Publisher: World Health Organization
This report issues a call for urgent action to combat the growing epidemic of obesity, which now affects developing and industrialized countries alike. Adopting a public health approach, the report responds to both the enormity of health problems associated with obesity and the notorious difficulty of treating this complex, multifactorial disease. With these problems in mind, the report aims to help policy-makers introduce strategies for prevention and management that have the greatest chance of success. The importance of prevention as the most sensible strategy in developing countries, where obesity coexists with undernutrition, is repeatedly emphasized. Recommended lines of action, which reflect the consensus reached by 25 leading authorities, are based on a critical review of current scientific knowledge about the causes of obesity in both individuals and populations. While all causes are considered, major attention is given to behavioural and societal changes that have increased the energy density of diets, overwhelmed sophisticated regulatory systems that control appetite and maintain energy balance, and reduced physical activity. Specific topics discussed range from the importance of fat content in the food supply as a cause of population-wide obesity, through misconceptions about obesity held by both the medical profession and the public, to strategies for dealing with the alarming prevalence of obesity in children. The report has eleven chapters presented in five parts.
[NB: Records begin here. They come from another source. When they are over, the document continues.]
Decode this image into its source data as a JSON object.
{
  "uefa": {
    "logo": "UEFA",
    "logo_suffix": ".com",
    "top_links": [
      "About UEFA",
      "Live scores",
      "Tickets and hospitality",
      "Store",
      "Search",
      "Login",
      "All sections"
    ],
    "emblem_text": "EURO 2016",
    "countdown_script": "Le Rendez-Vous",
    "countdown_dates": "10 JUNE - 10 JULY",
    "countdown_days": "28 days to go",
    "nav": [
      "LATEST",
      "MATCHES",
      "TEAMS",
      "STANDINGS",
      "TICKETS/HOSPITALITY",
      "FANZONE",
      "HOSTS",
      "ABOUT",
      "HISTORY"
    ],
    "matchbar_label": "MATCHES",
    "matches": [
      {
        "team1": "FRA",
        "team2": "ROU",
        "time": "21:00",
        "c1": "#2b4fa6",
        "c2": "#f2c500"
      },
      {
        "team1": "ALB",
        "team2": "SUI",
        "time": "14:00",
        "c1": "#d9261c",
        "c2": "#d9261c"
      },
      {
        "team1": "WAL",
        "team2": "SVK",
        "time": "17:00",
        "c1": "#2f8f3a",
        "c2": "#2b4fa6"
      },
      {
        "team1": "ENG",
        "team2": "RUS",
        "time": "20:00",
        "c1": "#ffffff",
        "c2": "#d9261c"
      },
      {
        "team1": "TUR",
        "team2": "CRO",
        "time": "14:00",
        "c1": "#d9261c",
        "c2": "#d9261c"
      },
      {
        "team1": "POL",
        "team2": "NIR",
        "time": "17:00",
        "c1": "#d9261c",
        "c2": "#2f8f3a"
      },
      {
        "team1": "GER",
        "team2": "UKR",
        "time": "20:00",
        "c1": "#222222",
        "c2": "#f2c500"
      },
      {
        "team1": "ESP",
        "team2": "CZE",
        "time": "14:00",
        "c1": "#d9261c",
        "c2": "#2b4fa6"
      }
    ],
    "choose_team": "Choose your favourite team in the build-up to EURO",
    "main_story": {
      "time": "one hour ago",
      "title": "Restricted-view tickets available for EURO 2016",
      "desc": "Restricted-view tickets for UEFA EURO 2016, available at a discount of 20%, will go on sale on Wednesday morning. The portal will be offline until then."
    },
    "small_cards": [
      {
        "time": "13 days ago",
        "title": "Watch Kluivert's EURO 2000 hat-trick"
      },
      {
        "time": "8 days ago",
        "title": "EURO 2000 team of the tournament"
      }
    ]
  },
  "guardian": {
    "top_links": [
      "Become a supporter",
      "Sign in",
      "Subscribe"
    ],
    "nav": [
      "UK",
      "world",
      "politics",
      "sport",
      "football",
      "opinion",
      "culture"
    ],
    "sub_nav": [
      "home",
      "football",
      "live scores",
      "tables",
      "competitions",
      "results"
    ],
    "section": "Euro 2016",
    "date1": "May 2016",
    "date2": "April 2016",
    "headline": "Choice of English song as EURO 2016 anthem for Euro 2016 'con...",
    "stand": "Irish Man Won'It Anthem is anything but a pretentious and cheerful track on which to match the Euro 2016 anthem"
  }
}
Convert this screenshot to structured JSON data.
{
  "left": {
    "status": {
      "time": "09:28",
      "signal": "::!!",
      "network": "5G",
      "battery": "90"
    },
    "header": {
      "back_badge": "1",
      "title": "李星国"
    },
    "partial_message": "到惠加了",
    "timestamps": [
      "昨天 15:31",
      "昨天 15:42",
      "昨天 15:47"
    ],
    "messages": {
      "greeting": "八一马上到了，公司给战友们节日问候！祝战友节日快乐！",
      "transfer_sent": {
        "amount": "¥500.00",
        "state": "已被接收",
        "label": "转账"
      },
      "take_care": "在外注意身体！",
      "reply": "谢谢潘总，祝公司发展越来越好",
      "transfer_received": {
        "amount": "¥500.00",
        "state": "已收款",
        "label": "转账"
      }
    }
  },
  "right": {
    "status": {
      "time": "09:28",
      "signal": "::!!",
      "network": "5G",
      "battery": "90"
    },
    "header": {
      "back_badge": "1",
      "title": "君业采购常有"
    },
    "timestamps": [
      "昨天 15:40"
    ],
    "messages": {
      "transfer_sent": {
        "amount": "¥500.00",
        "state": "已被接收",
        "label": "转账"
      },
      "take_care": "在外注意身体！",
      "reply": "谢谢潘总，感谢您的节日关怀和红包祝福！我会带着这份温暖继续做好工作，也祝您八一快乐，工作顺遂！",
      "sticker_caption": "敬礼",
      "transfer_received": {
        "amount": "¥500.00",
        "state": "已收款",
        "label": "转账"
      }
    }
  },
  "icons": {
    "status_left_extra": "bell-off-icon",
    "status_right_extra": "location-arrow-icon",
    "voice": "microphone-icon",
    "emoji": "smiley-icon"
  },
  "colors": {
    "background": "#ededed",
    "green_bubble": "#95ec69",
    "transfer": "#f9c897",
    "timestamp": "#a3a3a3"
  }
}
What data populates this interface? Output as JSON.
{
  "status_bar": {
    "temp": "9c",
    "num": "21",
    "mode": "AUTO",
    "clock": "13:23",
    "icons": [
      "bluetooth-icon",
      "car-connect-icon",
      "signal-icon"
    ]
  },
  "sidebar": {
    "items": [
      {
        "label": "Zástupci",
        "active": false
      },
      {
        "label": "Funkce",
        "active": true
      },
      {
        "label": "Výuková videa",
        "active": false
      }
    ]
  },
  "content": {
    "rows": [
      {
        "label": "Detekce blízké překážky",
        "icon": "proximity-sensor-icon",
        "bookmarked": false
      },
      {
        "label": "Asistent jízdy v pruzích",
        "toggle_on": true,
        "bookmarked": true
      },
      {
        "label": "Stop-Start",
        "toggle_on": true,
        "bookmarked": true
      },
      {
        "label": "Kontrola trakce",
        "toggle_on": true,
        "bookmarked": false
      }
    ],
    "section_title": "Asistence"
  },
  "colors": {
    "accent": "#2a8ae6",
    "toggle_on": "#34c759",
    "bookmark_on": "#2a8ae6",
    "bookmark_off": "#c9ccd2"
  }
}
Part one, which assesses the magnitude of the problem, explains the system for classifying overweight and obesity based on the body mass index, considers the importance of fat distribution, and provides an overview of trends in all regions of the world, concluding that obesity is increasing worldwide at an alarming rate. Chapters in part two evaluate the true costs of obesity in terms of physical and mental ill health, and the human and financial resources diverted to deal with these problems. Specific health consequences discussed include increased risk of cardiovascular disease, cancer, and other noncommunicable diseases, endocrine and metabolic disturbances, debilitating health problems, and psychological problems. The health benefits and risks of weight loss are also assessed. Part three draws on the latest research findings to consider specific factors involved in the development of overweight and obesity. Discussion centres on factors, such as high intakes of fat, that may disrupt normal physiological regulation of appetite and energy balance, and the role of dietary factors and levels of physical activity. In terms of opportunities for prevention, particular attention is given to the multitude of environmental and societal forces that adversely affect food intake and physical activity and may thus overwhelm the physiological regulatory systems that keep weight stable in the long term. The possible role of genetic and biological susceptibility is also briefly considered. Against this background, the fourth and most extensive part maps out strategies for prevention and management at both the population and individual levels. Separate chapters address the need to develop population-based strategies that tackle the environmental and societal factors implicated in the development of obesity, and compare the effectiveness of current options for managing overweight or obese individuals. Specific strategies discussed include dietary management, physical activity and exercise programmes, behaviour modification, drug treatment, and gastric surgery. While noting striking recent progress in the development of drug treatments, the report concludes that gastric surgery continues to show the best long-term success in treating the severely obese. The final part sets out key conclusions and recommendations for responding to the global obesity epidemic and identifies priority areas where more research is urgently needed. "... the volume is clearly written, and carries a wealth of summary information that is likely to be invaluable for anyone interested in the public health aspects of obesity and fatness, be they students, practitioner or researcher." - Journal of Biosocial Science